One common therapeutic approach to help patients with negative symptoms seeks to "induce behavioral activation"—i.e., to get the patient to identify activities and set goals. But shelter-in-place orders, quarantine, self-isolation, and physical and social distancing policies "by their very nature induce behavioral aspects of negative symptoms," the team notes, and could have the effect of making negative symptoms even more problematic for some individuals.

The team sought to investigate this possibility in people with schizophrenia, and to explore whether people at high risk of developing psychosis might be more likely under pandemic conditions to experience a first psychotic episode, which often marks the onset of schizophrenia. They studied 32 outpatients with chronic schizophrenia or schizoaffective disorder, and 25 individuals at clinically high risk, comparing each group with matched healthy control subjects. Each participant was rated on the Brief Negative Symptom Scale (BNSS), a clinical interview adapted to be administered online in view of pandemic conditions. The schizophrenia patients and CHR participants had been rated on this scale in in-person interviews prior to the pandemic, providing a basis of comparison with their current negative symptom scores.

A majority of the participants were female; those with schizophrenia were aged 40, on average, and had spent an average of 145 days sheltering in place due to the pandemic. The CHR group was aged 22 on average and had spent an average of 139 days sheltering in place.

Negative symptoms were exacerbated in each measured category among those in the study with schizophrenia or schizoaffective disorder. Increases in anhedonia (inability to seek pleasure) avolition (reduced motivation), asociality (disinclination to socialize) and alogia (difficulty speaking) were most evident; increases in blunted affect were also noted, but were less severe.

A different pattern was seen in the individuals at high risk for psychosis, in whom anhedonia and asociality were intensified during the pandemic, but other negative symptoms were not meaningfully changed.

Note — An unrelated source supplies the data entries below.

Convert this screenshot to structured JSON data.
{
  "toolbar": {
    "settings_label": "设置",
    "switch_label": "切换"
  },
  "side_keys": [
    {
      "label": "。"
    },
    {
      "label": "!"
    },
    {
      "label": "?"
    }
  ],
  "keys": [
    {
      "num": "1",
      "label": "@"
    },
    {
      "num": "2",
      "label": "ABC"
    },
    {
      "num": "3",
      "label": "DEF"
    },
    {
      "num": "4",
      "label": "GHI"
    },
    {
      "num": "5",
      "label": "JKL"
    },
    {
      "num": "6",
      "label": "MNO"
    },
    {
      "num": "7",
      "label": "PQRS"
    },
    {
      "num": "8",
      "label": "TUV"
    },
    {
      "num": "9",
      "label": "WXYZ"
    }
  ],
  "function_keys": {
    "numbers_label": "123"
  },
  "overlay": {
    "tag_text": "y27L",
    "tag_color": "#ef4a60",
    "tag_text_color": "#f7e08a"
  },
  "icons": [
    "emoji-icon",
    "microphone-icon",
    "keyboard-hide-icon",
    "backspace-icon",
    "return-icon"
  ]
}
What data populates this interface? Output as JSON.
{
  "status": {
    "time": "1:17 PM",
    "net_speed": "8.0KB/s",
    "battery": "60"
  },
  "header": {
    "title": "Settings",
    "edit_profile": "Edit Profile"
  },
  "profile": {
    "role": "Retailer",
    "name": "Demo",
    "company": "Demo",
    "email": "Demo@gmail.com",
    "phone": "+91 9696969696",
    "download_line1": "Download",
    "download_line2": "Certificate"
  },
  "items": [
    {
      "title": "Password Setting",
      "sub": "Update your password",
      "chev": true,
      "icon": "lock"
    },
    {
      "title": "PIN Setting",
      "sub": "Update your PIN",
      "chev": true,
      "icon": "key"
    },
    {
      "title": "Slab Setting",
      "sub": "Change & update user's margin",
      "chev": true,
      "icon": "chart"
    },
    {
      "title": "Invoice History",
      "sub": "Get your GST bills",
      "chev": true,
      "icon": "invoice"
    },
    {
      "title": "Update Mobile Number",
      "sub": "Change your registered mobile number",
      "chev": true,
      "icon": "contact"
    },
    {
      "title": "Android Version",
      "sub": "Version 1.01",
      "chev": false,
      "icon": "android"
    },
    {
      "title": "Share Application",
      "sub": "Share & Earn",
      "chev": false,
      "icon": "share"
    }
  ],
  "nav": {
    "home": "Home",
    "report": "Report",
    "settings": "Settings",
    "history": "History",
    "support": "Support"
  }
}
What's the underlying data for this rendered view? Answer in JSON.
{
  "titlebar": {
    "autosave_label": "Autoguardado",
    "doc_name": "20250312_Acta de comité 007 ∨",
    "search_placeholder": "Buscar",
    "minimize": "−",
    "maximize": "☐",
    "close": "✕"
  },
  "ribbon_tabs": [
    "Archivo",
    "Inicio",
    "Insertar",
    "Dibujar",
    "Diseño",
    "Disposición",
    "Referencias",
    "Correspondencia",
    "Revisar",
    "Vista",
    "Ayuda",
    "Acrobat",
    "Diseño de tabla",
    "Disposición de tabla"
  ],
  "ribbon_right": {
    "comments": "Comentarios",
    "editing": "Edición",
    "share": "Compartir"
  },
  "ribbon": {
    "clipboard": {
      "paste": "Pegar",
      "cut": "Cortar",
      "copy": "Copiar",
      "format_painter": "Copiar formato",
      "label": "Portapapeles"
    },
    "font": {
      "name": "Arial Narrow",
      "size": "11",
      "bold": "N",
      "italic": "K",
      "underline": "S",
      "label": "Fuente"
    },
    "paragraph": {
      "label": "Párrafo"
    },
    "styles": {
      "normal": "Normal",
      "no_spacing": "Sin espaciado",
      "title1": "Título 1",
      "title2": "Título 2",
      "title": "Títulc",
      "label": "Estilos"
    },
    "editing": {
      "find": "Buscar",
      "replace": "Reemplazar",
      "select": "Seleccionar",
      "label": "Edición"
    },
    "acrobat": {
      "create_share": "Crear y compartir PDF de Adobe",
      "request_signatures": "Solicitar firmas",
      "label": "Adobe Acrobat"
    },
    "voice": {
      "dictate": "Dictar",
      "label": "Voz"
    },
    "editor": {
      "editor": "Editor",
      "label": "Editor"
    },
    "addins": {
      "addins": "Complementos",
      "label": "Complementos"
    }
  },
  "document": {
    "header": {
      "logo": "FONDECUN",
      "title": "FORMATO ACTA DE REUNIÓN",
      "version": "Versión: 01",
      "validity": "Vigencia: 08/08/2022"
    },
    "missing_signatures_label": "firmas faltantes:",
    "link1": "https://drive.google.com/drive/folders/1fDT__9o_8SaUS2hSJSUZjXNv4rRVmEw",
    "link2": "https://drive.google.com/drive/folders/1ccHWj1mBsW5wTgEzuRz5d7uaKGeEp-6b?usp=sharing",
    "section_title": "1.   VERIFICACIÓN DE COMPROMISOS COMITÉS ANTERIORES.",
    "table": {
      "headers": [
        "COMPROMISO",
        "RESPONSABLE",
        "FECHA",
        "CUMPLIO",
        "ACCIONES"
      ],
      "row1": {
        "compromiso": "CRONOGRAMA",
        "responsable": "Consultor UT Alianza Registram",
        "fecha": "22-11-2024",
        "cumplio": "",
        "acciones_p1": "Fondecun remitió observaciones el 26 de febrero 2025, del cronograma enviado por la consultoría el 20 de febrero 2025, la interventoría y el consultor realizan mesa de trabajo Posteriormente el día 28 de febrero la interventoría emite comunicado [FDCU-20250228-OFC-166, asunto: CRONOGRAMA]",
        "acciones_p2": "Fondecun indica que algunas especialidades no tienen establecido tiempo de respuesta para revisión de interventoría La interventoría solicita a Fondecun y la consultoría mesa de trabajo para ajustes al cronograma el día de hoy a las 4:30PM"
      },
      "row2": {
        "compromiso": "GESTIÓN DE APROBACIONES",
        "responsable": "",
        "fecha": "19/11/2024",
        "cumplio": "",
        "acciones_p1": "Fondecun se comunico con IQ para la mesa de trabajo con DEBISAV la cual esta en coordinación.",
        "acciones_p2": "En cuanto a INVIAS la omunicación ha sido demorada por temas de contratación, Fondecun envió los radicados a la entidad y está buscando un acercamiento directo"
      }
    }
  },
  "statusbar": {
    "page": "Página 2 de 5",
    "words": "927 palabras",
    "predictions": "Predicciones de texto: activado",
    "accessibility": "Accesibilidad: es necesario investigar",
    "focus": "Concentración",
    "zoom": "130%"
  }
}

The researchers were not able to say why results differed in the two groups. They suggested that in schizophrenia patients, the chronic or long-term nature of the illness "may lead negative symptoms to be more entrenched, and therefore more likely to increase" following a challenge such as that posed by the pandemic.

They also noted: "There is evidence that certain environmental deprivation factors are associated with negative symptoms in schizophrenia," including under-stimulating environments, smaller social networks and "minimal care and attention" in group-home settings. The latter are either not experienced or less likely to be experienced by CHR individuals. It is also possible, the researchers said, that biological mechanisms underlying negative symptoms may differ in schizophrenia and CHR.

Despite these differences, the team concluded that during the pandemic, negative symptoms were increasing in both schizophrenia patients and those at high risk of psychosis, albeit in a less pronounced way in the latter group. "These effects appear profound and highlight the need to assess environmental contributions to negative symptoms," the team noted.

Dr. Strauss said the results tend to support a “bioecosystem theory” he has recently proposed, which focuses on environmental contributions to negative symptoms. "The COVID-19 pandemic was an unintended test of this theory in that it has induced environmental resource depletion, providing new evidence for an under-recognized role of environmental factors on negative symptoms that had previously largely been considered primarily neurobiological."